## Work instruction:
Restate all of the following data exactly, keeping any images out of the copy.

## Information:
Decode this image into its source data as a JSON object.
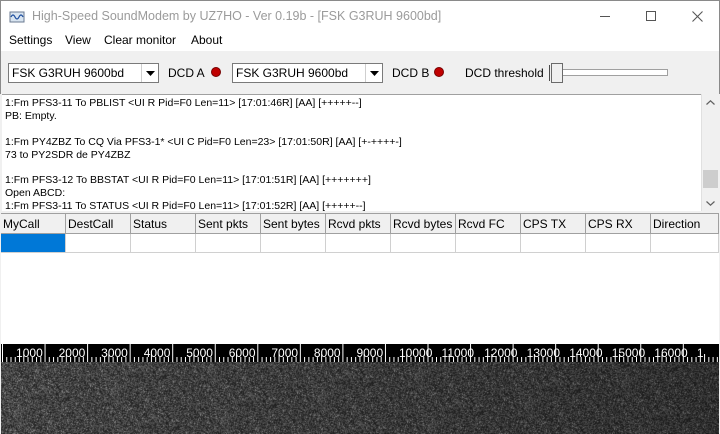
{
  "window": {
    "title": "High-Speed SoundModem by UZ7HO - Ver 0.19b - [FSK G3RUH 9600bd]",
    "icon": "app-icon",
    "controls": [
      "minimize-icon",
      "maximize-icon",
      "close-icon"
    ]
  },
  "menu": {
    "items": [
      {
        "label": "Settings"
      },
      {
        "label": "View"
      },
      {
        "label": "Clear monitor"
      },
      {
        "label": "About"
      }
    ]
  },
  "toolbar": {
    "modem_a": "FSK G3RUH 9600bd",
    "dcd_a_label": "DCD A",
    "modem_b": "FSK G3RUH 9600bd",
    "dcd_b_label": "DCD B",
    "dcd_threshold_label": "DCD threshold",
    "dcd_threshold_value": 0.0,
    "led_color": "#c00000"
  },
  "monitor": {
    "lines": [
      "1:Fm PFS3-11 To PBLIST <UI R Pid=F0 Len=11> [17:01:46R] [AA] [+++++--]",
      "PB: Empty.",
      "",
      "1:Fm PY4ZBZ To CQ Via PFS3-1* <UI C Pid=F0 Len=23> [17:01:50R] [AA] [+-++++-]",
      "73 to PY2SDR de PY4ZBZ",
      "",
      "1:Fm PFS3-12 To BBSTAT <UI R Pid=F0 Len=11> [17:01:51R] [AA] [+++++++]",
      "Open ABCD:",
      "1:Fm PFS3-11 To STATUS <UI R Pid=F0 Len=11> [17:01:52R] [AA] [+++++--]"
    ]
  },
  "grid": {
    "columns": [
      "MyCall",
      "DestCall",
      "Status",
      "Sent pkts",
      "Sent bytes",
      "Rcvd pkts",
      "Rcvd bytes",
      "Rcvd FC",
      "CPS TX",
      "CPS RX",
      "Direction"
    ],
    "selection_color": "#0078d7"
  },
  "spectrum": {
    "ruler_labels": [
      "1000",
      "2000",
      "3000",
      "4000",
      "5000",
      "6000",
      "7000",
      "8000",
      "9000",
      "10000",
      "11000",
      "12000",
      "13000",
      "14000",
      "15000",
      "16000",
      "1"
    ]
  }
}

## Written answer:
Decode this image into its source data as a JSON object.
{
  "window": {
    "title": "High-Speed SoundModem by UZ7HO - Ver 0.19b - [FSK G3RUH 9600bd]",
    "icon": "app-icon",
    "controls": [
      "minimize-icon",
      "maximize-icon",
      "close-icon"
    ]
  },
  "menu": {
    "items": [
      {
        "label": "Settings"
      },
      {
        "label": "View"
      },
      {
        "label": "Clear monitor"
      },
      {
        "label": "About"
      }
    ]
  },
  "toolbar": {
    "modem_a": "FSK G3RUH 9600bd",
    "dcd_a_label": "DCD A",
    "modem_b": "FSK G3RUH 9600bd",
    "dcd_b_label": "DCD B",
    "dcd_threshold_label": "DCD threshold",
    "dcd_threshold_value": 0.0,
    "led_color": "#c00000"
  },
  "monitor": {
    "lines": [
      "1:Fm PFS3-11 To PBLIST <UI R Pid=F0 Len=11> [17:01:46R] [AA] [+++++--]",
      "PB: Empty.",
      "",
      "1:Fm PY4ZBZ To CQ Via PFS3-1* <UI C Pid=F0 Len=23> [17:01:50R] [AA] [+-++++-]",
      "73 to PY2SDR de PY4ZBZ",
      "",
      "1:Fm PFS3-12 To BBSTAT <UI R Pid=F0 Len=11> [17:01:51R] [AA] [+++++++]",
      "Open ABCD:",
      "1:Fm PFS3-11 To STATUS <UI R Pid=F0 Len=11> [17:01:52R] [AA] [+++++--]"
    ]
  },
  "grid": {
    "columns": [
      "MyCall",
      "DestCall",
      "Status",
      "Sent pkts",
      "Sent bytes",
      "Rcvd pkts",
      "Rcvd bytes",
      "Rcvd FC",
      "CPS TX",
      "CPS RX",
      "Direction"
    ],
    "selection_color": "#0078d7"
  },
  "spectrum": {
    "ruler_labels": [
      "1000",
      "2000",
      "3000",
      "4000",
      "5000",
      "6000",
      "7000",
      "8000",
      "9000",
      "10000",
      "11000",
      "12000",
      "13000",
      "14000",
      "15000",
      "16000",
      "1"
    ]
  }
}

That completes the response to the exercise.